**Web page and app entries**
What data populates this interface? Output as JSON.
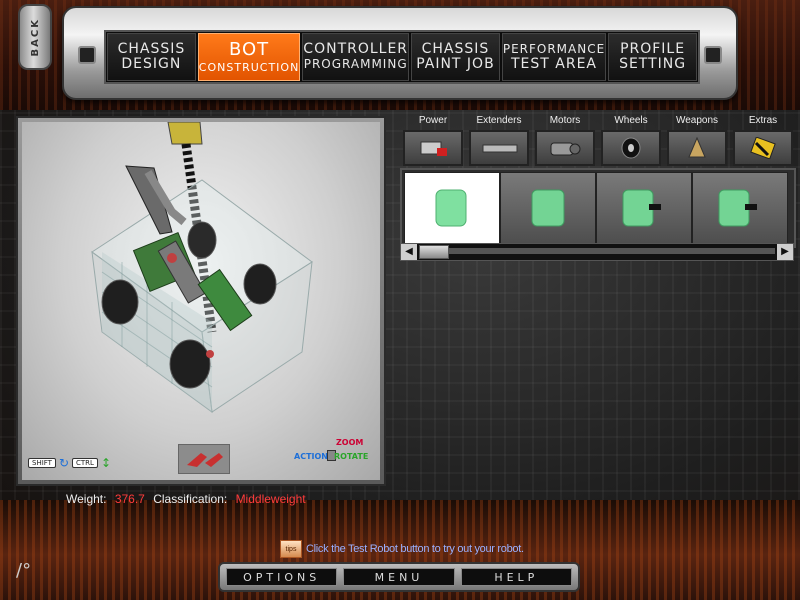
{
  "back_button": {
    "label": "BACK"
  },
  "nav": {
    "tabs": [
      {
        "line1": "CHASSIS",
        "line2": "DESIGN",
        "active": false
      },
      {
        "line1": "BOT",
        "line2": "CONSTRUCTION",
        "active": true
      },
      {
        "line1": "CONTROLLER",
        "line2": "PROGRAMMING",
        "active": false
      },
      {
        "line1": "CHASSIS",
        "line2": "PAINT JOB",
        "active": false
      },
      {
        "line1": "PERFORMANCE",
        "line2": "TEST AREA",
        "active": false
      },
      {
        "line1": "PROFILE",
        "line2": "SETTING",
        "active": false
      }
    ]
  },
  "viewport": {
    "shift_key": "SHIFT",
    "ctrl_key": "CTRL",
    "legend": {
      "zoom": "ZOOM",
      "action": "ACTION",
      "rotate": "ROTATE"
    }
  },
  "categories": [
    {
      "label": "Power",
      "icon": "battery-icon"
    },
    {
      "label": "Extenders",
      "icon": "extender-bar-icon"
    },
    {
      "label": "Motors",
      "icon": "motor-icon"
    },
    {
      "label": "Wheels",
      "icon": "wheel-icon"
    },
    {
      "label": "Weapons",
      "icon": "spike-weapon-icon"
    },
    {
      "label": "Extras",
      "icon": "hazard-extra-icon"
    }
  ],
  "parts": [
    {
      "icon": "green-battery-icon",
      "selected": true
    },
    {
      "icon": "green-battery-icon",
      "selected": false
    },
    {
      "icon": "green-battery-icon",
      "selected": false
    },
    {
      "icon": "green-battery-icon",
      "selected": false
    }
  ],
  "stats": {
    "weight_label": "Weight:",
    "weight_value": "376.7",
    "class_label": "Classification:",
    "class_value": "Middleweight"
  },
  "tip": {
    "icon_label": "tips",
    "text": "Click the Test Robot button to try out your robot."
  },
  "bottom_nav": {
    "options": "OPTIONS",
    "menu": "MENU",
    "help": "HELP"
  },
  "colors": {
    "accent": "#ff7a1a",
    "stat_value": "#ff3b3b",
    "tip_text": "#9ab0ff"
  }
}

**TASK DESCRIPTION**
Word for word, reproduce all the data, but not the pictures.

**SOLUTION FOR THIS TASK**
What data populates this interface? Output as JSON.
{
  "back_button": {
    "label": "BACK"
  },
  "nav": {
    "tabs": [
      {
        "line1": "CHASSIS",
        "line2": "DESIGN",
        "active": false
      },
      {
        "line1": "BOT",
        "line2": "CONSTRUCTION",
        "active": true
      },
      {
        "line1": "CONTROLLER",
        "line2": "PROGRAMMING",
        "active": false
      },
      {
        "line1": "CHASSIS",
        "line2": "PAINT JOB",
        "active": false
      },
      {
        "line1": "PERFORMANCE",
        "line2": "TEST AREA",
        "active": false
      },
      {
        "line1": "PROFILE",
        "line2": "SETTING",
        "active": false
      }
    ]
  },
  "viewport": {
    "shift_key": "SHIFT",
    "ctrl_key": "CTRL",
    "legend": {
      "zoom": "ZOOM",
      "action": "ACTION",
      "rotate": "ROTATE"
    }
  },
  "categories": [
    {
      "label": "Power",
      "icon": "battery-icon"
    },
    {
      "label": "Extenders",
      "icon": "extender-bar-icon"
    },
    {
      "label": "Motors",
      "icon": "motor-icon"
    },
    {
      "label": "Wheels",
      "icon": "wheel-icon"
    },
    {
      "label": "Weapons",
      "icon": "spike-weapon-icon"
    },
    {
      "label": "Extras",
      "icon": "hazard-extra-icon"
    }
  ],
  "parts": [
    {
      "icon": "green-battery-icon",
      "selected": true
    },
    {
      "icon": "green-battery-icon",
      "selected": false
    },
    {
      "icon": "green-battery-icon",
      "selected": false
    },
    {
      "icon": "green-battery-icon",
      "selected": false
    }
  ],
  "stats": {
    "weight_label": "Weight:",
    "weight_value": "376.7",
    "class_label": "Classification:",
    "class_value": "Middleweight"
  },
  "tip": {
    "icon_label": "tips",
    "text": "Click the Test Robot button to try out your robot."
  },
  "bottom_nav": {
    "options": "OPTIONS",
    "menu": "MENU",
    "help": "HELP"
  },
  "colors": {
    "accent": "#ff7a1a",
    "stat_value": "#ff3b3b",
    "tip_text": "#9ab0ff"
  }
}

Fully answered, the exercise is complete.